Adams & Knight’s Patrick Dugan comments on bank TV commercials
As published in American Banker May 2011
BancorpSouth is in the midst of a small-business blitz: It is training hundreds of employees—from branch managers to commercial loan officers—on how to make sales calls and running a commercial on television and online to let business owners know what it has to offer.
One way the commercial tries to grab attention is by showing the action from an unusual perspective: It’s as if the viewer is looking over the shoulder of someone using an iPad.
In the 30-second spot, the screen starts out completely black. Then, a couple of hands appear and begin clicking and tapping to create images, expand windows and move icons around, much like one does on an iPad.
“All of this ties into touchscreen technology, obviously with the tablets that are out there these days. We thought that was kind of a cool approach,” says Randy Burchfield, director of corporate marketing for the $13.5 billion-asset bank in Tupelo, Miss.
The commercial is one of four in BancorpSouth’s advertising campaign. Each one focuses on a different topic, such as personal banking or wealth management. But they all use the same approach, focusing on a pair of busy hands.
“What if you could create a bank that’s just right for your business?” a voiceover asks in the small-business spot, as a woman’s hand does a quick tap to make a check appear.
A scanner pops up, and she drags the check to it. Accompanying the action, the voiceover plugs “easy-to-use business tools to manage your cash flow, like Express Deposit.”
Then she moves an image of a banker to the center of the screen and clicks a phone icon as if she’s going to call him via Skype. Here the voiceover talks about “a special relationship with a banker, who can make decisions locally, quick and customized for you.”
Stone Ward, an ad agency in Little Rock, Ark., created the campaign. The creative concept, with the hands moving as if operating a tablet computer, arose from the idea of customizing the banking experience, says Lindsey Ingram, an account manager for the agency. “It was like you were playing with a touchscreen tablet. You kind of just pick and choose your photos and you build it the way that you want it, and everything’s simple.”
The high-tech theme has the added benefit of helping the bank appear progressive, Ingram says.
The bulk of exposure for the small-business spot is actually not on television, but online. It appears on sites frequented by business owners, including Bloomberg.com and CNN.com.
The campaign also includes banner ads that link to a special landing page with short videos about the bank’s small-business products.
Mandy Mitchell, retail banking sales manager for BancorpSouth, says the effort includes specialized training for about 400 employees. In a two-day workshop, they ran simulated small businesses to gain a better understanding of the challenges that owners face. A new phase of the training will focus on figuring out which businesses to pursue and how to get time with the owners.
Patrick Dugan, associate creative director at Adams & Knight in Avon, Conn., says he likes the imagery in the BancorpSouth commercials. “It’s refreshing from the standpoint of you’re not just seeing the typical inside of a bank.”

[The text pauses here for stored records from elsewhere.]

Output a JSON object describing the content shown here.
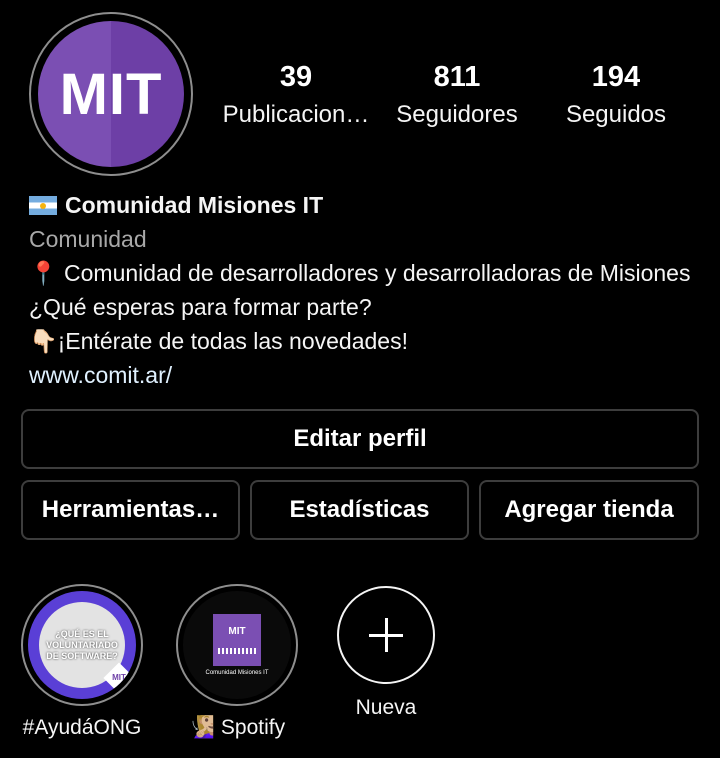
{
  "profile": {
    "avatar_text": "MIT",
    "stats": [
      {
        "value": "39",
        "label": "Publicacion…"
      },
      {
        "value": "811",
        "label": "Seguidores"
      },
      {
        "value": "194",
        "label": "Seguidos"
      }
    ],
    "name": "Comunidad Misiones IT",
    "flag_icon": "argentina-flag-icon",
    "category": "Comunidad",
    "bio_line1": "📍 Comunidad de desarrolladores y desarrolladoras de Misiones ¿Qué esperas para formar parte?",
    "bio_line2": "👇🏻¡Entérate de todas las novedades!",
    "link": "www.comit.ar/"
  },
  "buttons": {
    "edit_profile": "Editar perfil",
    "tools": "Herramientas…",
    "stats": "Estadísticas",
    "add_shop": "Agregar tienda"
  },
  "highlights": [
    {
      "label": "#AyudáONG",
      "cover_text": "¿QUÉ ES EL VOLUNTARIADO DE SOFTWARE?",
      "badge": "MIT"
    },
    {
      "label": "🧏🏼‍♀️ Spotify",
      "cover_text": "MIT",
      "cover_caption": "Comunidad Misiones IT"
    },
    {
      "label": "Nueva",
      "icon": "plus-icon"
    }
  ],
  "colors": {
    "background": "#000000",
    "avatar_purple": "#7b4fb3",
    "button_border": "#3d3d3d",
    "link": "#e0f1ff",
    "muted": "#a8a8a8"
  }
}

He also likes that each one uses a different person’s hands and voice to represent various lifestyles. For example, the wealth management spot features a male who is of retirement age.
“I think it is a smart move, because they all kind of look the same,” Dugan says. “The different voices and the different hands sort of help avoid the pitfall of someone thinking they’ve seen that ad already.”
The current buzz around touchscreen tablets works to BancorpSouth’s advantage too, he says.
Of course, there is a risk that such imagery could start to feel “gimmicky” fast, Dugan says.
“But it doesn’t feel like that now, because I don’t feel like I’ve seen a lot of it.”